**Exercise material**
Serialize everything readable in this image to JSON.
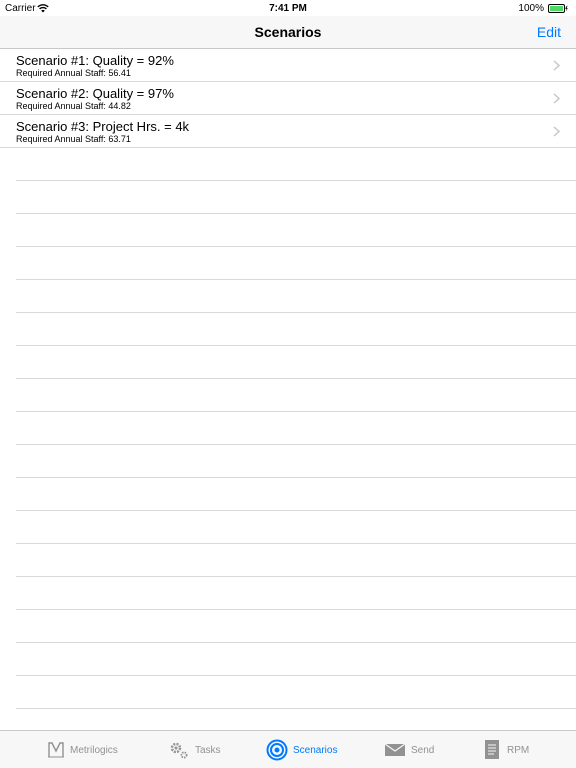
{
  "status_bar": {
    "carrier": "Carrier",
    "time": "7:41 PM",
    "battery_percent": "100%"
  },
  "nav": {
    "title": "Scenarios",
    "edit_label": "Edit"
  },
  "scenarios": [
    {
      "title": "Scenario #1: Quality = 92%",
      "subtitle": "Required Annual Staff: 56.41"
    },
    {
      "title": "Scenario #2: Quality = 97%",
      "subtitle": "Required Annual Staff: 44.82"
    },
    {
      "title": "Scenario #3: Project Hrs. = 4k",
      "subtitle": "Required Annual Staff: 63.71"
    }
  ],
  "tabs": [
    {
      "label": "Metrilogics",
      "icon": "metrilogics-logo-icon",
      "active": false
    },
    {
      "label": "Tasks",
      "icon": "gears-icon",
      "active": false
    },
    {
      "label": "Scenarios",
      "icon": "target-icon",
      "active": true
    },
    {
      "label": "Send",
      "icon": "envelope-icon",
      "active": false
    },
    {
      "label": "RPM",
      "icon": "document-icon",
      "active": false
    }
  ],
  "colors": {
    "accent": "#007aff",
    "inactive_tab": "#929292",
    "battery": "#4cd964",
    "separator": "#d9d9dd"
  }
}
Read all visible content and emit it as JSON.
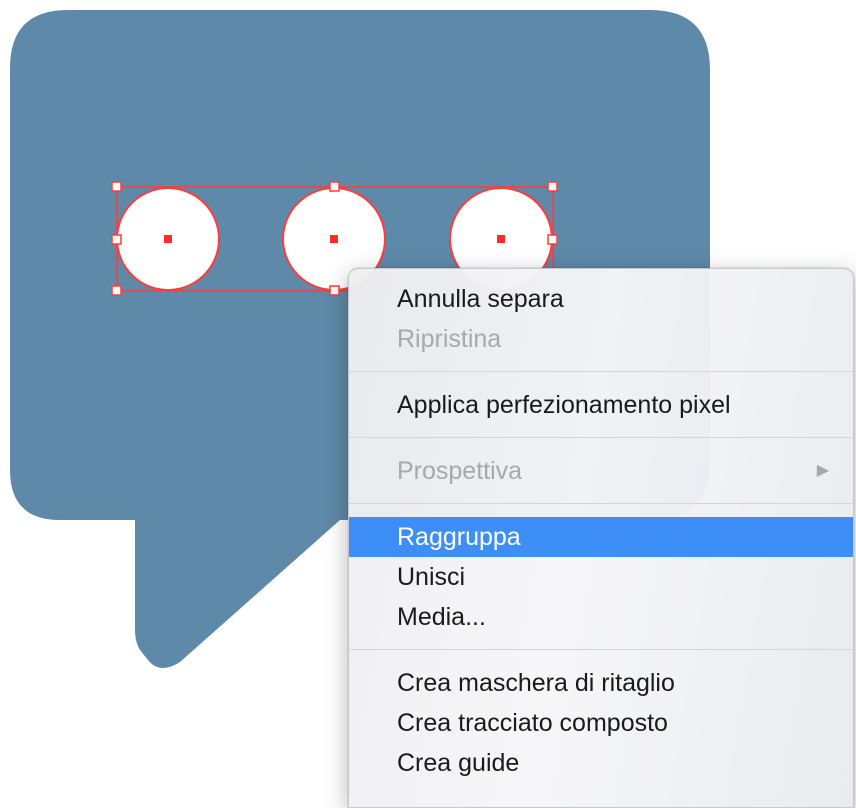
{
  "colors": {
    "bubble": "#5f89a8",
    "selection": "#ff3b3b",
    "menu_highlight": "#3e8ef7"
  },
  "canvas": {
    "objects": [
      {
        "name": "speech-bubble-shape"
      },
      {
        "name": "circle-1"
      },
      {
        "name": "circle-2"
      },
      {
        "name": "circle-3"
      }
    ]
  },
  "context_menu": {
    "groups": [
      [
        {
          "label": "Annulla separa",
          "enabled": true
        },
        {
          "label": "Ripristina",
          "enabled": false
        }
      ],
      [
        {
          "label": "Applica perfezionamento pixel",
          "enabled": true
        }
      ],
      [
        {
          "label": "Prospettiva",
          "enabled": false,
          "submenu": true,
          "submenu_icon": "chevron-right-icon"
        }
      ],
      [
        {
          "label": "Raggruppa",
          "enabled": true,
          "highlighted": true
        },
        {
          "label": "Unisci",
          "enabled": true
        },
        {
          "label": "Media...",
          "enabled": true
        }
      ],
      [
        {
          "label": "Crea maschera di ritaglio",
          "enabled": true
        },
        {
          "label": "Crea tracciato composto",
          "enabled": true
        },
        {
          "label": "Crea guide",
          "enabled": true
        }
      ]
    ]
  }
}
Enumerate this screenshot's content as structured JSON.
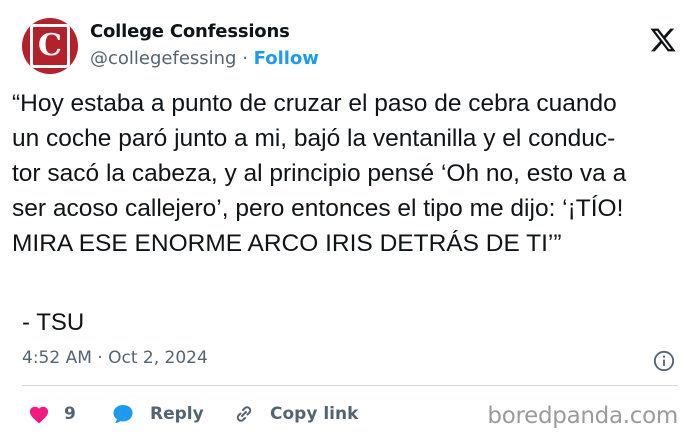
{
  "account": {
    "name": "College Confessions",
    "handle": "@collegefessing",
    "separator": " · ",
    "follow_label": "Follow",
    "avatar_letter": "C",
    "avatar_color": "#b5212b"
  },
  "platform_icon": "x-logo-icon",
  "tweet": {
    "lines": [
      "“Hoy estaba a punto de cruzar el paso de cebra cuando",
      "un coche paró junto a mi, bajó la ventanilla y el conduc-",
      "tor sacó la cabeza, y al principio pensé ‘Oh no, esto va a",
      "ser acoso callejero’, pero entonces el tipo me dijo: ‘¡TÍO!",
      "MIRA ESE ENORME ARCO IRIS DETRÁS DE TI’”"
    ],
    "signature": "- TSU"
  },
  "meta": {
    "timestamp": "4:52 AM · Oct 2, 2024",
    "info_icon": "info-icon"
  },
  "actions": {
    "like_count": "9",
    "reply_label": "Reply",
    "copy_link_label": "Copy link"
  },
  "watermark": "boredpanda.com",
  "colors": {
    "like": "#f91880",
    "reply": "#1d9bf0",
    "follow": "#1d9bf0",
    "muted": "#536471"
  }
}
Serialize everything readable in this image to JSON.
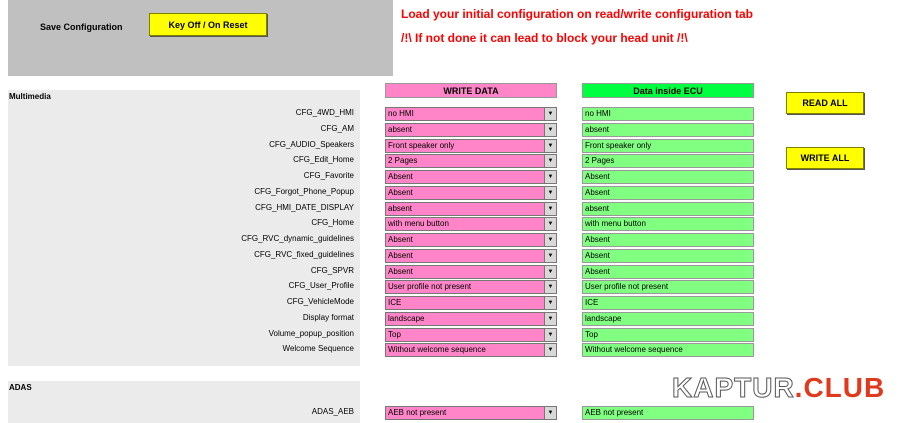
{
  "top": {
    "save_label": "Save Configuration",
    "key_off_button": "Key Off / On Reset",
    "warning_line1": "Load your initial configuration on read/write configuration tab",
    "warning_line2": "/!\\ If not done it can lead to block your head unit /!\\"
  },
  "headers": {
    "write": "WRITE DATA",
    "ecu": "Data inside ECU"
  },
  "buttons": {
    "read_all": "READ ALL",
    "write_all": "WRITE ALL"
  },
  "sections": {
    "multimedia": {
      "title": "Multimedia",
      "rows": [
        {
          "label": "CFG_4WD_HMI",
          "write": "no HMI",
          "ecu": "no HMI"
        },
        {
          "label": "CFG_AM",
          "write": "absent",
          "ecu": "absent"
        },
        {
          "label": "CFG_AUDIO_Speakers",
          "write": "Front speaker only",
          "ecu": "Front speaker only"
        },
        {
          "label": "CFG_Edit_Home",
          "write": "2 Pages",
          "ecu": "2 Pages"
        },
        {
          "label": "CFG_Favorite",
          "write": "Absent",
          "ecu": "Absent"
        },
        {
          "label": "CFG_Forgot_Phone_Popup",
          "write": "Absent",
          "ecu": "Absent"
        },
        {
          "label": "CFG_HMI_DATE_DISPLAY",
          "write": "absent",
          "ecu": "absent"
        },
        {
          "label": "CFG_Home",
          "write": "with menu button",
          "ecu": "with menu button"
        },
        {
          "label": "CFG_RVC_dynamic_guidelines",
          "write": "Absent",
          "ecu": "Absent"
        },
        {
          "label": "CFG_RVC_fixed_guidelines",
          "write": "Absent",
          "ecu": "Absent"
        },
        {
          "label": "CFG_SPVR",
          "write": "Absent",
          "ecu": "Absent"
        },
        {
          "label": "CFG_User_Profile",
          "write": "User profile not present",
          "ecu": "User profile not present"
        },
        {
          "label": "CFG_VehicleMode",
          "write": "ICE",
          "ecu": "ICE"
        },
        {
          "label": "Display format",
          "write": "landscape",
          "ecu": "landscape"
        },
        {
          "label": "Volume_popup_position",
          "write": "Top",
          "ecu": "Top"
        },
        {
          "label": "Welcome Sequence",
          "write": "Without welcome sequence",
          "ecu": "Without welcome sequence"
        }
      ]
    },
    "adas": {
      "title": "ADAS",
      "rows": [
        {
          "label": "ADAS_AEB",
          "write": "AEB not present",
          "ecu": "AEB not present"
        }
      ]
    }
  },
  "watermark": {
    "part1": "KAPTUR",
    "part2": ".CLUB"
  },
  "icons": {
    "dropdown": "dropdown-arrow-icon"
  },
  "colors": {
    "write_bg": "#ff85c8",
    "ecu_bg": "#80ff80",
    "button_bg": "#ffff00",
    "warning": "#ff0000"
  }
}
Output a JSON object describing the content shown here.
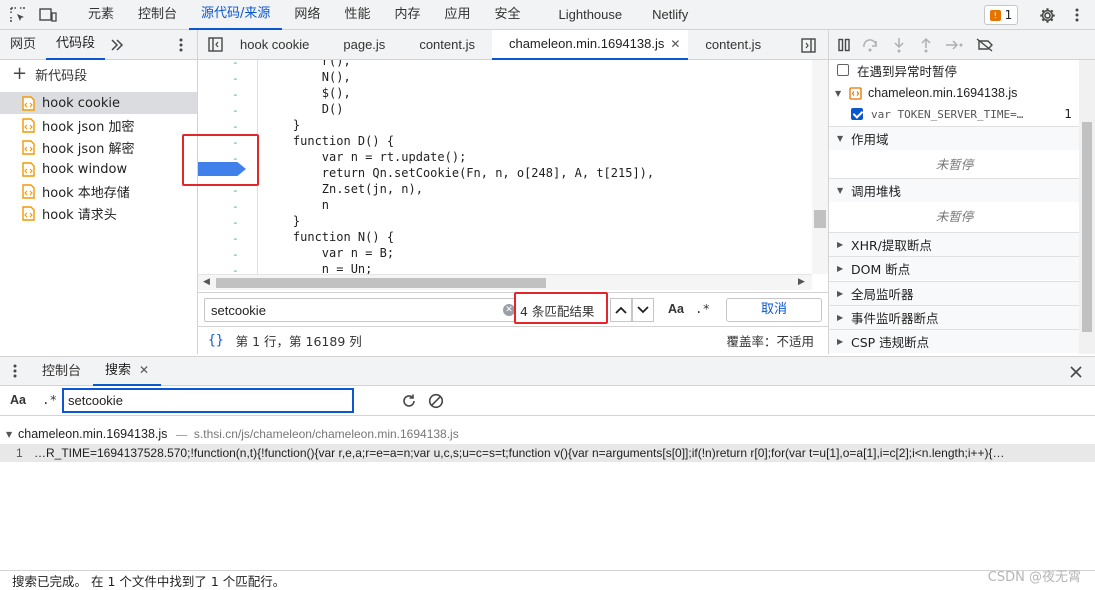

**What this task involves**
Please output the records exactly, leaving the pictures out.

**Your response**
Serialize everything readable in this image to JSON.
{
  "status_bar": {
    "carrier": "Carrier",
    "time": "7:41 PM",
    "battery_percent": "100%"
  },
  "nav": {
    "title": "Scenarios",
    "edit_label": "Edit"
  },
  "scenarios": [
    {
      "title": "Scenario #1: Quality = 92%",
      "subtitle": "Required Annual Staff: 56.41"
    },
    {
      "title": "Scenario #2: Quality = 97%",
      "subtitle": "Required Annual Staff: 44.82"
    },
    {
      "title": "Scenario #3: Project Hrs. = 4k",
      "subtitle": "Required Annual Staff: 63.71"
    }
  ],
  "tabs": [
    {
      "label": "Metrilogics",
      "icon": "metrilogics-logo-icon",
      "active": false
    },
    {
      "label": "Tasks",
      "icon": "gears-icon",
      "active": false
    },
    {
      "label": "Scenarios",
      "icon": "target-icon",
      "active": true
    },
    {
      "label": "Send",
      "icon": "envelope-icon",
      "active": false
    },
    {
      "label": "RPM",
      "icon": "document-icon",
      "active": false
    }
  ],
  "colors": {
    "accent": "#007aff",
    "inactive_tab": "#929292",
    "battery": "#4cd964",
    "separator": "#d9d9dd"
  }
}
Read all visible content and emit it as JSON.
{
  "colors": {
    "bubble": "#5f89a8",
    "selection": "#ff3b3b",
    "menu_highlight": "#3e8ef7"
  },
  "canvas": {
    "objects": [
      {
        "name": "speech-bubble-shape"
      },
      {
        "name": "circle-1"
      },
      {
        "name": "circle-2"
      },
      {
        "name": "circle-3"
      }
    ]
  },
  "context_menu": {
    "groups": [
      [
        {
          "label": "Annulla separa",
          "enabled": true
        },
        {
          "label": "Ripristina",
          "enabled": false
        }
      ],
      [
        {
          "label": "Applica perfezionamento pixel",
          "enabled": true
        }
      ],
      [
        {
          "label": "Prospettiva",
          "enabled": false,
          "submenu": true,
          "submenu_icon": "chevron-right-icon"
        }
      ],
      [
        {
          "label": "Raggruppa",
          "enabled": true,
          "highlighted": true
        },
        {
          "label": "Unisci",
          "enabled": true
        },
        {
          "label": "Media...",
          "enabled": true
        }
      ],
      [
        {
          "label": "Crea maschera di ritaglio",
          "enabled": true
        },
        {
          "label": "Crea tracciato composto",
          "enabled": true
        },
        {
          "label": "Crea guide",
          "enabled": true
        }
      ]
    ]
  }
}
Enumerate this screenshot's content as structured JSON.
{
  "account": {
    "name": "College Confessions",
    "handle": "@collegefessing",
    "separator": " · ",
    "follow_label": "Follow",
    "avatar_letter": "C",
    "avatar_color": "#b5212b"
  },
  "platform_icon": "x-logo-icon",
  "tweet": {
    "lines": [
      "“Hoy estaba a punto de cruzar el paso de cebra cuando",
      "un coche paró junto a mi, bajó la ventanilla y el conduc-",
      "tor sacó la cabeza, y al principio pensé ‘Oh no, esto va a",
      "ser acoso callejero’, pero entonces el tipo me dijo: ‘¡TÍO!",
      "MIRA ESE ENORME ARCO IRIS DETRÁS DE TI’”"
    ],
    "signature": "- TSU"
  },
  "meta": {
    "timestamp": "4:52 AM · Oct 2, 2024",
    "info_icon": "info-icon"
  },
  "actions": {
    "like_count": "9",
    "reply_label": "Reply",
    "copy_link_label": "Copy link"
  },
  "watermark": "boredpanda.com",
  "colors": {
    "like": "#f91880",
    "reply": "#1d9bf0",
    "follow": "#1d9bf0",
    "muted": "#536471"
  }
}
Serialize everything readable in this image to JSON.
{
  "top": {
    "save_label": "Save Configuration",
    "key_off_button": "Key Off / On Reset",
    "warning_line1": "Load your initial configuration on read/write configuration tab",
    "warning_line2": "/!\\ If not done it can lead to block your head unit /!\\"
  },
  "headers": {
    "write": "WRITE DATA",
    "ecu": "Data inside ECU"
  },
  "buttons": {
    "read_all": "READ ALL",
    "write_all": "WRITE ALL"
  },
  "sections": {
    "multimedia": {
      "title": "Multimedia",
      "rows": [
        {
          "label": "CFG_4WD_HMI",
          "write": "no HMI",
          "ecu": "no HMI"
        },
        {
          "label": "CFG_AM",
          "write": "absent",
          "ecu": "absent"
        },
        {
          "label": "CFG_AUDIO_Speakers",
          "write": "Front speaker only",
          "ecu": "Front speaker only"
        },
        {
          "label": "CFG_Edit_Home",
          "write": "2 Pages",
          "ecu": "2 Pages"
        },
        {
          "label": "CFG_Favorite",
          "write": "Absent",
          "ecu": "Absent"
        },
        {
          "label": "CFG_Forgot_Phone_Popup",
          "write": "Absent",
          "ecu": "Absent"
        },
        {
          "label": "CFG_HMI_DATE_DISPLAY",
          "write": "absent",
          "ecu": "absent"
        },
        {
          "label": "CFG_Home",
          "write": "with menu button",
          "ecu": "with menu button"
        },
        {
          "label": "CFG_RVC_dynamic_guidelines",
          "write": "Absent",
          "ecu": "Absent"
        },
        {
          "label": "CFG_RVC_fixed_guidelines",
          "write": "Absent",
          "ecu": "Absent"
        },
        {
          "label": "CFG_SPVR",
          "write": "Absent",
          "ecu": "Absent"
        },
        {
          "label": "CFG_User_Profile",
          "write": "User profile not present",
          "ecu": "User profile not present"
        },
        {
          "label": "CFG_VehicleMode",
          "write": "ICE",
          "ecu": "ICE"
        },
        {
          "label": "Display format",
          "write": "landscape",
          "ecu": "landscape"
        },
        {
          "label": "Volume_popup_position",
          "write": "Top",
          "ecu": "Top"
        },
        {
          "label": "Welcome Sequence",
          "write": "Without welcome sequence",
          "ecu": "Without welcome sequence"
        }
      ]
    },
    "adas": {
      "title": "ADAS",
      "rows": [
        {
          "label": "ADAS_AEB",
          "write": "AEB not present",
          "ecu": "AEB not present"
        }
      ]
    }
  },
  "watermark": {
    "part1": "KAPTUR",
    "part2": ".CLUB"
  },
  "icons": {
    "dropdown": "dropdown-arrow-icon"
  },
  "colors": {
    "write_bg": "#ff85c8",
    "ecu_bg": "#80ff80",
    "button_bg": "#ffff00",
    "warning": "#ff0000"
  }
}
Output a JSON object describing the content shown here.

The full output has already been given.